= About this task =
In the listing below, how many lines contain the string "Games"? Reply with the number alone.

= Provided data =
******************************

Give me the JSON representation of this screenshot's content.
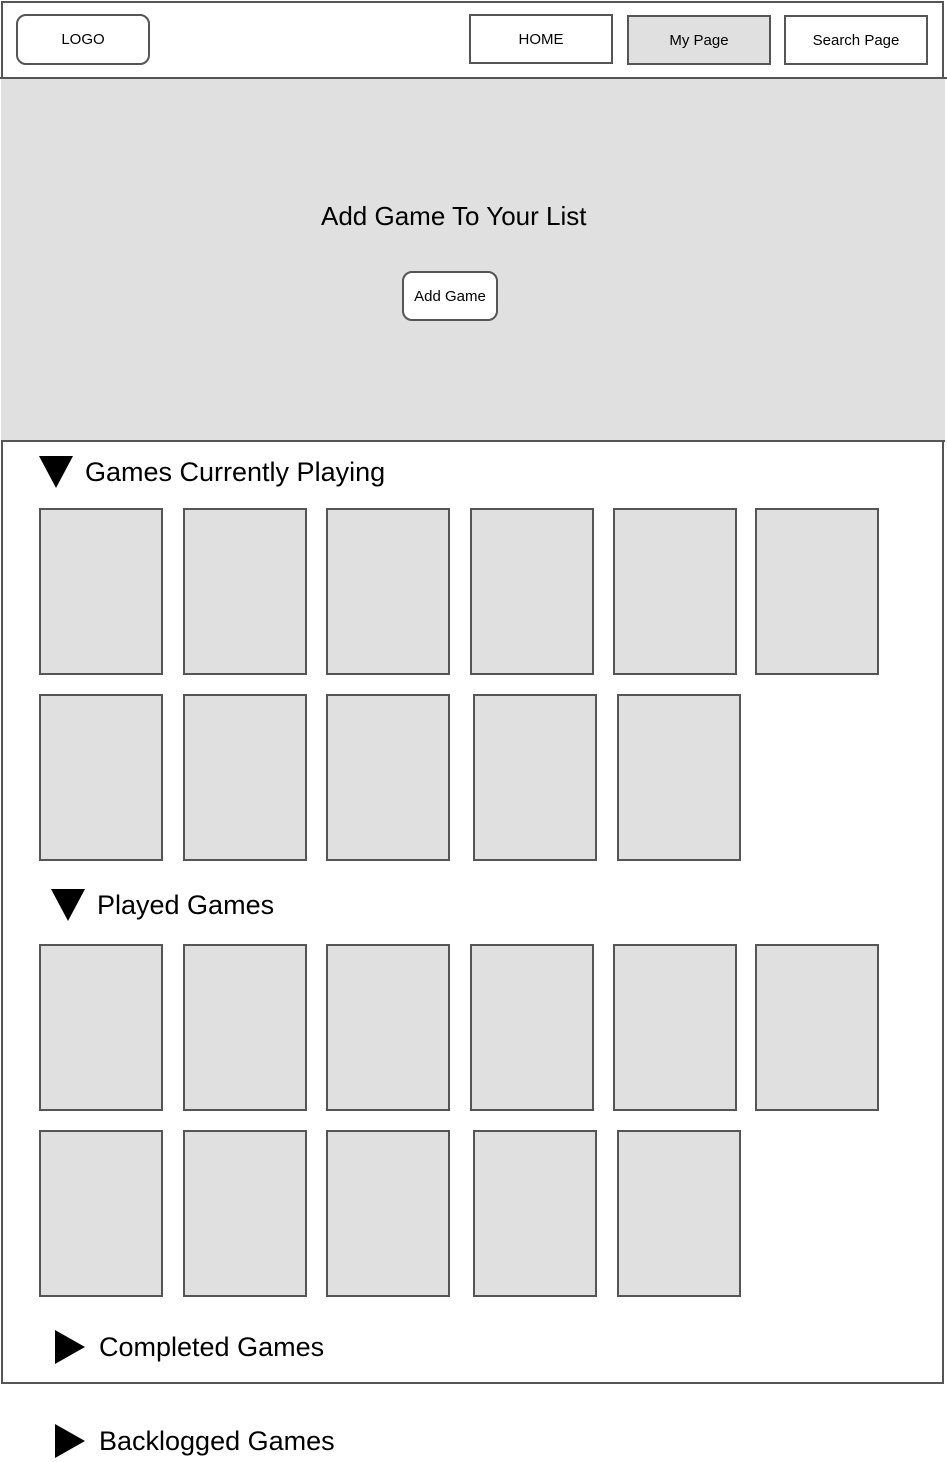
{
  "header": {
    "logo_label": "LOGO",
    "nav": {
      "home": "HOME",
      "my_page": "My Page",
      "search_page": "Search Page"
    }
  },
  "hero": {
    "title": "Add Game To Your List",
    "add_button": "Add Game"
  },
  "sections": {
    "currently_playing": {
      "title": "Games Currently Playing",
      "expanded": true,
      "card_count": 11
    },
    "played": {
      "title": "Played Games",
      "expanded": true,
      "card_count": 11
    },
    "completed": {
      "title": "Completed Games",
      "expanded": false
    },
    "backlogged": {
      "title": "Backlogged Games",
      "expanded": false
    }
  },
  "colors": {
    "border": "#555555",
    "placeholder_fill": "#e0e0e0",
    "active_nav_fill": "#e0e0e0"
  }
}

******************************

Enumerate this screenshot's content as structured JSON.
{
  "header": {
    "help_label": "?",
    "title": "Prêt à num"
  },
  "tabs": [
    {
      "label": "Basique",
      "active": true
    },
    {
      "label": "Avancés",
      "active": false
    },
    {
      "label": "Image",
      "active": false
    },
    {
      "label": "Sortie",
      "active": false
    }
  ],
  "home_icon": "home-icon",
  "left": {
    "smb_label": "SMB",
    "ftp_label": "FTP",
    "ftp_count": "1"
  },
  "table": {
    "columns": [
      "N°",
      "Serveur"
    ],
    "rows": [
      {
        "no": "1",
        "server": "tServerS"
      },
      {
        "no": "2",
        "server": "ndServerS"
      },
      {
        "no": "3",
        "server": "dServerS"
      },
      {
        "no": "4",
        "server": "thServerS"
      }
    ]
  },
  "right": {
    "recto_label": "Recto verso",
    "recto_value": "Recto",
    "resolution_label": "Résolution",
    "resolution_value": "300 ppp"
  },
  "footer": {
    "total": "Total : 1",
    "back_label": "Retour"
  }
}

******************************

= Reply =
4